→ **TO DO**
Print out every record exactly as it appears.
• • • • • • •
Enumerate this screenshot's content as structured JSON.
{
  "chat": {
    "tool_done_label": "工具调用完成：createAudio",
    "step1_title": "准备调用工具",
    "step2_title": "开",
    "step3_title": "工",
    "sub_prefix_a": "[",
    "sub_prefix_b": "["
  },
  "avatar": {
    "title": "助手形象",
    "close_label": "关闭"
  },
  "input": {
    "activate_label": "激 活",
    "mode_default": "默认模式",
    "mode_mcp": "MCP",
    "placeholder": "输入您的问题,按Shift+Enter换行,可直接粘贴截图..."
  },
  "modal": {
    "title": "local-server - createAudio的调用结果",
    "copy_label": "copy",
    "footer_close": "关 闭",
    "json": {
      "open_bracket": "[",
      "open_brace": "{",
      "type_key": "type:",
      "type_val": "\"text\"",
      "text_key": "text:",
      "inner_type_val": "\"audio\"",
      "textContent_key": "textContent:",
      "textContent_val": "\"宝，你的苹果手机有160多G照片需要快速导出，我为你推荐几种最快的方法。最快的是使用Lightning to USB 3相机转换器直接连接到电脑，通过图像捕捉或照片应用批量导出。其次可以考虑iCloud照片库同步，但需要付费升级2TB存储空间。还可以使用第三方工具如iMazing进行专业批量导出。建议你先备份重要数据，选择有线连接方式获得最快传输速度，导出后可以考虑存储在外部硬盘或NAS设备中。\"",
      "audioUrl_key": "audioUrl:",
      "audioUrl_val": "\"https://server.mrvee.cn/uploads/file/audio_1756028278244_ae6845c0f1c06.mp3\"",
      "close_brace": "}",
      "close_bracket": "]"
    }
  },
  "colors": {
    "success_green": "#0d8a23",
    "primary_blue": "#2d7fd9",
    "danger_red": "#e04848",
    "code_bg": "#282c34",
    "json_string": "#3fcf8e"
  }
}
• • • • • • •
→ **SOLVED PROBLEM**
Enumerate this screenshot's content as structured JSON.
{
  "chat": {
    "tool_done_label": "工具调用完成：createAudio",
    "step1_title": "准备调用工具",
    "step2_title": "开",
    "step3_title": "工",
    "sub_prefix_a": "[",
    "sub_prefix_b": "["
  },
  "avatar": {
    "title": "助手形象",
    "close_label": "关闭"
  },
  "input": {
    "activate_label": "激 活",
    "mode_default": "默认模式",
    "mode_mcp": "MCP",
    "placeholder": "输入您的问题,按Shift+Enter换行,可直接粘贴截图..."
  },
  "modal": {
    "title": "local-server - createAudio的调用结果",
    "copy_label": "copy",
    "footer_close": "关 闭",
    "json": {
      "open_bracket": "[",
      "open_brace": "{",
      "type_key": "type:",
      "type_val": "\"text\"",
      "text_key": "text:",
      "inner_type_val": "\"audio\"",
      "textContent_key": "textContent:",
      "textContent_val": "\"宝，你的苹果手机有160多G照片需要快速导出，我为你推荐几种最快的方法。最快的是使用Lightning to USB 3相机转换器直接连接到电脑，通过图像捕捉或照片应用批量导出。其次可以考虑iCloud照片库同步，但需要付费升级2TB存储空间。还可以使用第三方工具如iMazing进行专业批量导出。建议你先备份重要数据，选择有线连接方式获得最快传输速度，导出后可以考虑存储在外部硬盘或NAS设备中。\"",
      "audioUrl_key": "audioUrl:",
      "audioUrl_val": "\"https://server.mrvee.cn/uploads/file/audio_1756028278244_ae6845c0f1c06.mp3\"",
      "close_brace": "}",
      "close_bracket": "]"
    }
  },
  "colors": {
    "success_green": "#0d8a23",
    "primary_blue": "#2d7fd9",
    "danger_red": "#e04848",
    "code_bg": "#282c34",
    "json_string": "#3fcf8e"
  }
}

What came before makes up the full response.